CAMP FOSTER, Okinawa — When Air Force spouse Kelli Abad disappeared on Okinawa, she left behind little more than a cryptic note and many questions.
More than a year later, the case continues to resonate in the military community, particularly among fellow spouses shaken by the unsolved disappearance on an island known as a safe overseas deployment.
But even as the mystery remains, with Abad’s body never found, the case appears to be growing cold. Back home, her face might be on milk cartons or WalMart bulletin boards, but her memory is already fading a little every day on Okinawa as military families rotate out and replacements arrive.
Her husband and two young children have returned to the States. Gone are the search parties and the missing-person flyers that were plastered around the island by volunteers. Air Force investigators hope for new clues from the public as Abad’s mother works against tough odds to keep the case alive.
“It’s hard to accept … Are you asking me to accept that she vanished?” said Abad’s mother, Janice Cribbs, who traveled to Okinawa from Georgia last year to head the search for her daughter.
Abad was stationed with husband Vincent at Kadena Air Base when she went missing from her base home one night in October 2011.
The scant evidence pointed toward the possibility of suicide, although friends and family painted a picture of a woman looking forward to her family’s next deployment.
Abad’s vehicle was found near a coastal cliff that is a popular spot for Japanese suicides. Sometimes the bodies of those who jump are never found, according to Japanese authorities.
There was a note that simply said, “I love my kids, my hubby and my parents. Bye.”
Vincent Abad declined to speak with Stars and Stripes for this story, but during an interview on CNN last year, he suggested his wife may have left the note with plans to kill herself.
Subsequent handwriting analysis showed the note was likely written by Kelli Abad, said a spokesman for Okinawa prefectural police, who are investigating the disappearance along with the Air Force Office of Special Investigations.
“But that is only a possibility,” the spokesman said. “It is not known when it was written.”
Cribbs and military spouses who have assisted with the search do not buy the suicide hypothesis. They say Abad was a loving mother who deeply cared for her two children and would never have left them willingly.
On the day she went missing, Abad had talked excitedly about a possible upcoming deployment to a new duty station for her husband and had discussed buying warmer winter clothes for her children, according to Cribbs.
Abad took her children to a church function that evening and left around 8:30 p.m. Her vehicle was recorded leaving the base about 30 minutes later, but it is unclear who was inside, Cribbs said.
Vincent Abad called Cribbs and said his wife was missing shortly after that. Days later, authorities discovered her SUV at Cape Zampa, north of Kadena Air Base, along with some of her belongings.
“I don’t think she would have ever left her children,” said Tabitha Feldmeier, a Marine spouse who was stationed at Kadena when Abad disappeared and who still helps Cribbs in the search by writing emails. “As a mom I can’t wrap my head around that.”

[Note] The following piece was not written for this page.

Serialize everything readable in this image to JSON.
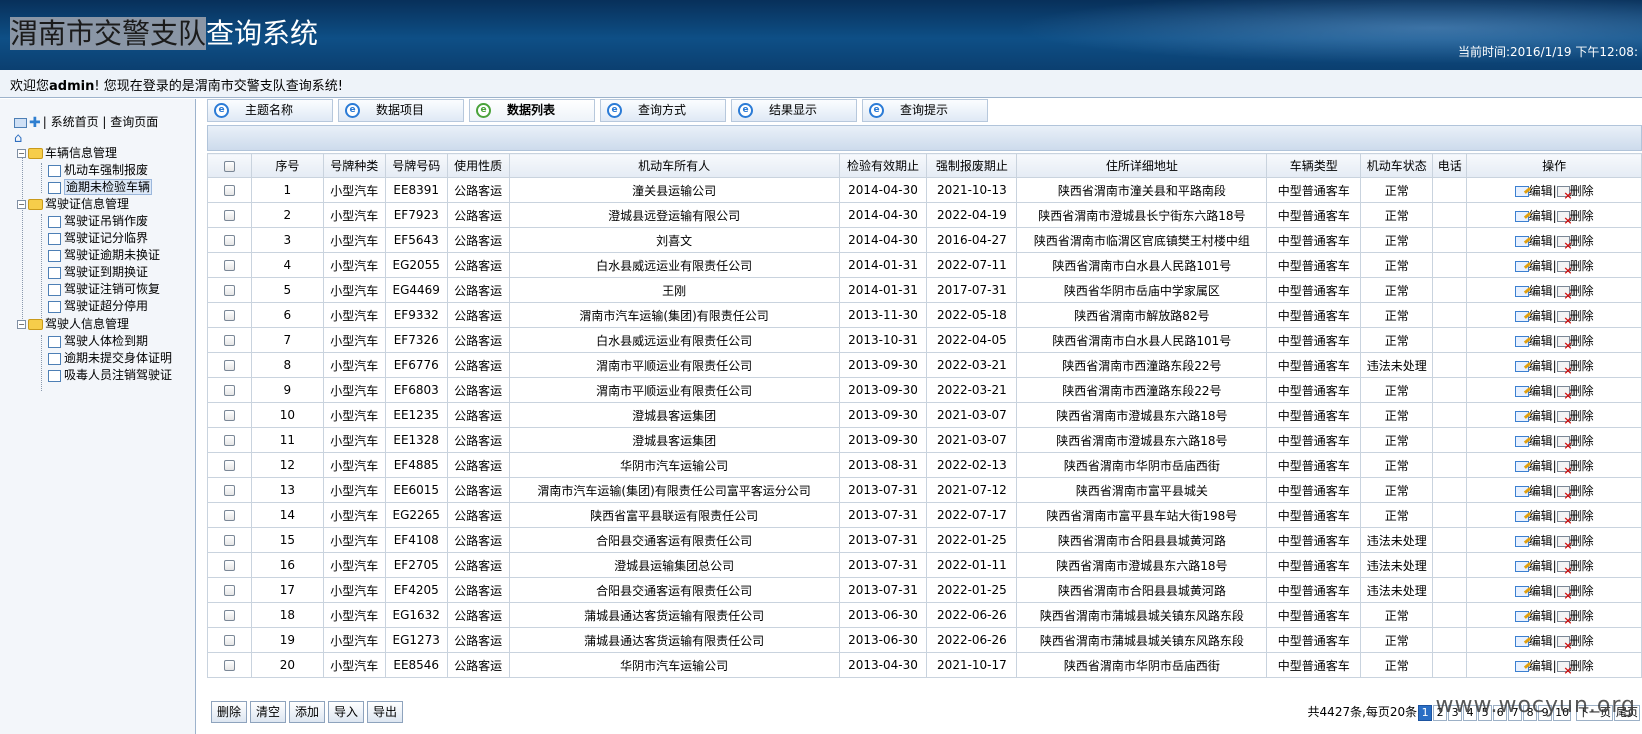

Cribbs, with the help of Feldmeier and others, has been pressing authorities to keep on the case.
OSI spokeswoman Linda Card said the agency is investigating all plausible possibilities.

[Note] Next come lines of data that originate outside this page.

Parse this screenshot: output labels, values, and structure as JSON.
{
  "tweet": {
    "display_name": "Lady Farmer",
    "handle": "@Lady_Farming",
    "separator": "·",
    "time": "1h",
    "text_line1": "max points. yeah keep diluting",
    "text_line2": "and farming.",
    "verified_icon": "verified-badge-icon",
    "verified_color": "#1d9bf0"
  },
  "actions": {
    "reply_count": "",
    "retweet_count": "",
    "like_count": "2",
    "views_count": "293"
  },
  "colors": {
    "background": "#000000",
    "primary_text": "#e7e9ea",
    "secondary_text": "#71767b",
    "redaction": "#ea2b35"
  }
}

“We continue to request the public … provide information on Kelli’s whereabouts and information that could identify what happen to her,” Card wrote in an email to Stars and Stripes.
The investigation has included Vincent Abad. The agency does not believe he had any role in her disappearance, according to Card.
“Evidence obtained thus far does not support Vincent had any physical contact with Kelli after he left for work on the morning of [the day she went missing],” she wrote. “Nor did evidence support Vincent was part of any nefarious activities resulting in her disappearance.”
Leila Fortier, a civilian spouse who has assisted Cribbs, said the case has been disturbing for the local military community, especially spouses.
The joint U.S.-Japan investigation has not provided any answers or comfort, and caused a feeling of vulnerability in a foreign country so far from home, Fortier said.
“The island hasn’t felt the same for me after this,” she said. “I was in love with this island, but there’s a kind of haunting echo.”